Assignment :: Repeat the entries below word for word, though any picture in them should be dropped.

=== The input ===

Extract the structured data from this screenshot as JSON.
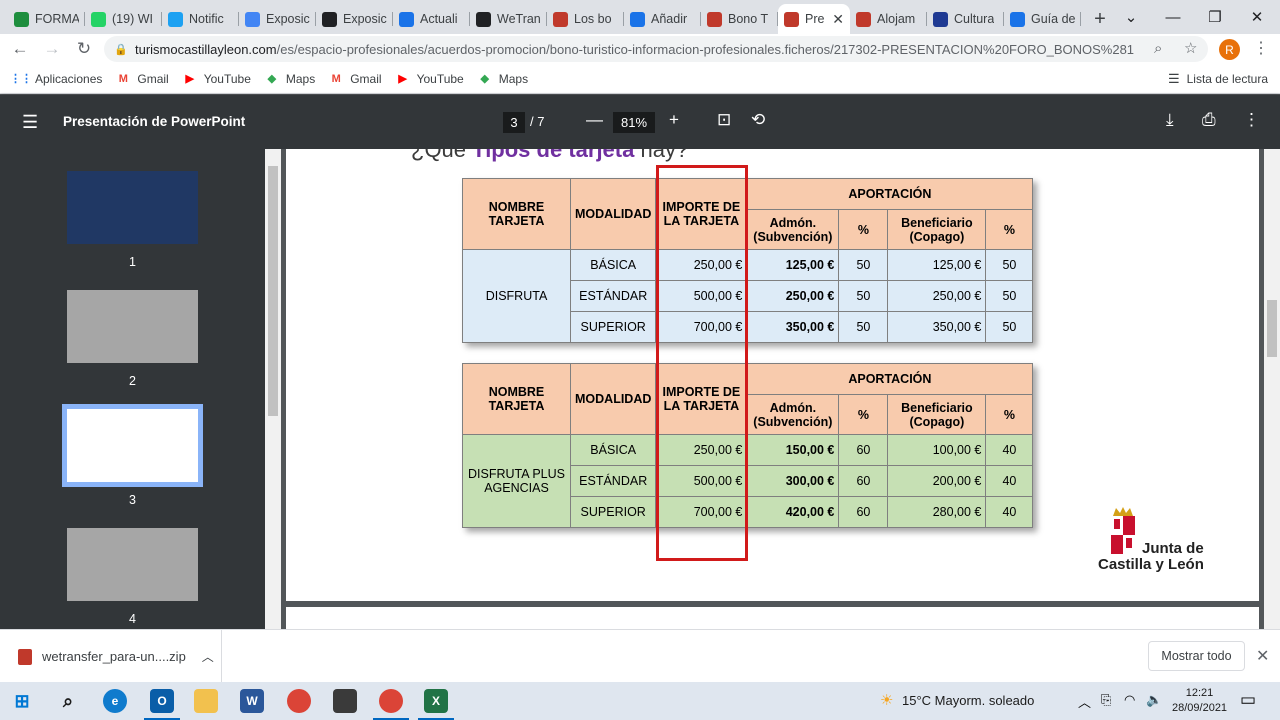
{
  "browser": {
    "tabs": [
      {
        "label": "FORMA",
        "icon": "google-drive-icon",
        "color": "#1e8e3e"
      },
      {
        "label": "(19) WI",
        "icon": "whatsapp-icon",
        "color": "#25d366"
      },
      {
        "label": "Notific",
        "icon": "twitter-icon",
        "color": "#1da1f2"
      },
      {
        "label": "Exposic",
        "icon": "google-icon",
        "color": "#4285f4"
      },
      {
        "label": "Exposic",
        "icon": "arrow-logo-icon",
        "color": "#202124"
      },
      {
        "label": "Actuali",
        "icon": "cyl-site-icon",
        "color": "#1a73e8"
      },
      {
        "label": "WeTran",
        "icon": "wetransfer-icon",
        "color": "#202124"
      },
      {
        "label": "Los bo",
        "icon": "cyl-tourism-icon",
        "color": "#c0392b"
      },
      {
        "label": "Añadir",
        "icon": "cyl-site-icon",
        "color": "#1a73e8"
      },
      {
        "label": "Bono T",
        "icon": "cyl-tourism-icon",
        "color": "#c0392b"
      },
      {
        "label": "Pre",
        "icon": "cyl-tourism-icon",
        "color": "#c0392b",
        "active": true
      },
      {
        "label": "Alojam",
        "icon": "cyl-tourism-icon",
        "color": "#c0392b"
      },
      {
        "label": "Cultura",
        "icon": "cultura-icon",
        "color": "#1f3a93"
      },
      {
        "label": "Guía de",
        "icon": "cyl-site-icon",
        "color": "#1a73e8"
      }
    ],
    "url_host": "turismocastillayleon.com",
    "url_path": "/es/espacio-profesionales/acuerdos-promocion/bono-turistico-informacion-profesionales.ficheros/217302-PRESENTACION%20FORO_BONOS%281...",
    "avatar_letter": "R",
    "bookmarks": [
      {
        "label": "Aplicaciones",
        "icon": "apps-grid-icon"
      },
      {
        "label": "Gmail",
        "icon": "gmail-icon"
      },
      {
        "label": "YouTube",
        "icon": "youtube-icon"
      },
      {
        "label": "Maps",
        "icon": "maps-icon"
      },
      {
        "label": "Gmail",
        "icon": "gmail-icon"
      },
      {
        "label": "YouTube",
        "icon": "youtube-icon"
      },
      {
        "label": "Maps",
        "icon": "maps-icon"
      }
    ],
    "reading_list": "Lista de lectura"
  },
  "pdf": {
    "title": "Presentación de PowerPoint",
    "page": "3",
    "page_total": "/  7",
    "zoom": "81%",
    "thumbnails": [
      {
        "num": "1",
        "color": "#203864"
      },
      {
        "num": "2",
        "color": "#a6a6a6"
      },
      {
        "num": "3",
        "color": "#ffffff",
        "selected": true
      },
      {
        "num": "4",
        "color": "#a6a6a6"
      }
    ]
  },
  "slide": {
    "heading_prefix": "¿Qué",
    "heading_highlight": "Tipos de tarjeta",
    "heading_suffix": "hay?",
    "tables": [
      {
        "col_headers": {
          "nombre": "NOMBRE TARJETA",
          "modalidad": "MODALIDAD",
          "importe": "IMPORTE DE LA TARJETA",
          "aportacion": "APORTACIÓN",
          "admon": "Admón. (Subvención)",
          "pct1": "%",
          "benef": "Beneficiario (Copago)",
          "pct2": "%"
        },
        "card_name": "DISFRUTA",
        "rows": [
          {
            "modalidad": "BÁSICA",
            "importe": "250,00 €",
            "admon": "125,00 €",
            "pct1": "50",
            "benef": "125,00 €",
            "pct2": "50"
          },
          {
            "modalidad": "ESTÁNDAR",
            "importe": "500,00 €",
            "admon": "250,00 €",
            "pct1": "50",
            "benef": "250,00 €",
            "pct2": "50"
          },
          {
            "modalidad": "SUPERIOR",
            "importe": "700,00 €",
            "admon": "350,00 €",
            "pct1": "50",
            "benef": "350,00 €",
            "pct2": "50"
          }
        ]
      },
      {
        "col_headers": {
          "nombre": "NOMBRE TARJETA",
          "modalidad": "MODALIDAD",
          "importe": "IMPORTE DE LA TARJETA",
          "aportacion": "APORTACIÓN",
          "admon": "Admón. (Subvención)",
          "pct1": "%",
          "benef": "Beneficiario (Copago)",
          "pct2": "%"
        },
        "card_name": "DISFRUTA PLUS AGENCIAS",
        "rows": [
          {
            "modalidad": "BÁSICA",
            "importe": "250,00 €",
            "admon": "150,00 €",
            "pct1": "60",
            "benef": "100,00 €",
            "pct2": "40"
          },
          {
            "modalidad": "ESTÁNDAR",
            "importe": "500,00 €",
            "admon": "300,00 €",
            "pct1": "60",
            "benef": "200,00 €",
            "pct2": "40"
          },
          {
            "modalidad": "SUPERIOR",
            "importe": "700,00 €",
            "admon": "420,00 €",
            "pct1": "60",
            "benef": "280,00 €",
            "pct2": "40"
          }
        ]
      }
    ],
    "logo_line1": "Junta de",
    "logo_line2": "Castilla y León"
  },
  "download": {
    "filename": "wetransfer_para-un....zip",
    "show_all": "Mostrar todo"
  },
  "taskbar": {
    "weather": "15°C  Mayorm. soleado",
    "time": "12:21",
    "date": "28/09/2021"
  }
}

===

Written response ::
Extract the structured data from this screenshot as JSON.
{
  "browser": {
    "tabs": [
      {
        "label": "FORMA",
        "icon": "google-drive-icon",
        "color": "#1e8e3e"
      },
      {
        "label": "(19) WI",
        "icon": "whatsapp-icon",
        "color": "#25d366"
      },
      {
        "label": "Notific",
        "icon": "twitter-icon",
        "color": "#1da1f2"
      },
      {
        "label": "Exposic",
        "icon": "google-icon",
        "color": "#4285f4"
      },
      {
        "label": "Exposic",
        "icon": "arrow-logo-icon",
        "color": "#202124"
      },
      {
        "label": "Actuali",
        "icon": "cyl-site-icon",
        "color": "#1a73e8"
      },
      {
        "label": "WeTran",
        "icon": "wetransfer-icon",
        "color": "#202124"
      },
      {
        "label": "Los bo",
        "icon": "cyl-tourism-icon",
        "color": "#c0392b"
      },
      {
        "label": "Añadir",
        "icon": "cyl-site-icon",
        "color": "#1a73e8"
      },
      {
        "label": "Bono T",
        "icon": "cyl-tourism-icon",
        "color": "#c0392b"
      },
      {
        "label": "Pre",
        "icon": "cyl-tourism-icon",
        "color": "#c0392b",
        "active": true
      },
      {
        "label": "Alojam",
        "icon": "cyl-tourism-icon",
        "color": "#c0392b"
      },
      {
        "label": "Cultura",
        "icon": "cultura-icon",
        "color": "#1f3a93"
      },
      {
        "label": "Guía de",
        "icon": "cyl-site-icon",
        "color": "#1a73e8"
      }
    ],
    "url_host": "turismocastillayleon.com",
    "url_path": "/es/espacio-profesionales/acuerdos-promocion/bono-turistico-informacion-profesionales.ficheros/217302-PRESENTACION%20FORO_BONOS%281...",
    "avatar_letter": "R",
    "bookmarks": [
      {
        "label": "Aplicaciones",
        "icon": "apps-grid-icon"
      },
      {
        "label": "Gmail",
        "icon": "gmail-icon"
      },
      {
        "label": "YouTube",
        "icon": "youtube-icon"
      },
      {
        "label": "Maps",
        "icon": "maps-icon"
      },
      {
        "label": "Gmail",
        "icon": "gmail-icon"
      },
      {
        "label": "YouTube",
        "icon": "youtube-icon"
      },
      {
        "label": "Maps",
        "icon": "maps-icon"
      }
    ],
    "reading_list": "Lista de lectura"
  },
  "pdf": {
    "title": "Presentación de PowerPoint",
    "page": "3",
    "page_total": "/  7",
    "zoom": "81%",
    "thumbnails": [
      {
        "num": "1",
        "color": "#203864"
      },
      {
        "num": "2",
        "color": "#a6a6a6"
      },
      {
        "num": "3",
        "color": "#ffffff",
        "selected": true
      },
      {
        "num": "4",
        "color": "#a6a6a6"
      }
    ]
  },
  "slide": {
    "heading_prefix": "¿Qué",
    "heading_highlight": "Tipos de tarjeta",
    "heading_suffix": "hay?",
    "tables": [
      {
        "col_headers": {
          "nombre": "NOMBRE TARJETA",
          "modalidad": "MODALIDAD",
          "importe": "IMPORTE DE LA TARJETA",
          "aportacion": "APORTACIÓN",
          "admon": "Admón. (Subvención)",
          "pct1": "%",
          "benef": "Beneficiario (Copago)",
          "pct2": "%"
        },
        "card_name": "DISFRUTA",
        "rows": [
          {
            "modalidad": "BÁSICA",
            "importe": "250,00 €",
            "admon": "125,00 €",
            "pct1": "50",
            "benef": "125,00 €",
            "pct2": "50"
          },
          {
            "modalidad": "ESTÁNDAR",
            "importe": "500,00 €",
            "admon": "250,00 €",
            "pct1": "50",
            "benef": "250,00 €",
            "pct2": "50"
          },
          {
            "modalidad": "SUPERIOR",
            "importe": "700,00 €",
            "admon": "350,00 €",
            "pct1": "50",
            "benef": "350,00 €",
            "pct2": "50"
          }
        ]
      },
      {
        "col_headers": {
          "nombre": "NOMBRE TARJETA",
          "modalidad": "MODALIDAD",
          "importe": "IMPORTE DE LA TARJETA",
          "aportacion": "APORTACIÓN",
          "admon": "Admón. (Subvención)",
          "pct1": "%",
          "benef": "Beneficiario (Copago)",
          "pct2": "%"
        },
        "card_name": "DISFRUTA PLUS AGENCIAS",
        "rows": [
          {
            "modalidad": "BÁSICA",
            "importe": "250,00 €",
            "admon": "150,00 €",
            "pct1": "60",
            "benef": "100,00 €",
            "pct2": "40"
          },
          {
            "modalidad": "ESTÁNDAR",
            "importe": "500,00 €",
            "admon": "300,00 €",
            "pct1": "60",
            "benef": "200,00 €",
            "pct2": "40"
          },
          {
            "modalidad": "SUPERIOR",
            "importe": "700,00 €",
            "admon": "420,00 €",
            "pct1": "60",
            "benef": "280,00 €",
            "pct2": "40"
          }
        ]
      }
    ],
    "logo_line1": "Junta de",
    "logo_line2": "Castilla y León"
  },
  "download": {
    "filename": "wetransfer_para-un....zip",
    "show_all": "Mostrar todo"
  },
  "taskbar": {
    "weather": "15°C  Mayorm. soleado",
    "time": "12:21",
    "date": "28/09/2021"
  }
}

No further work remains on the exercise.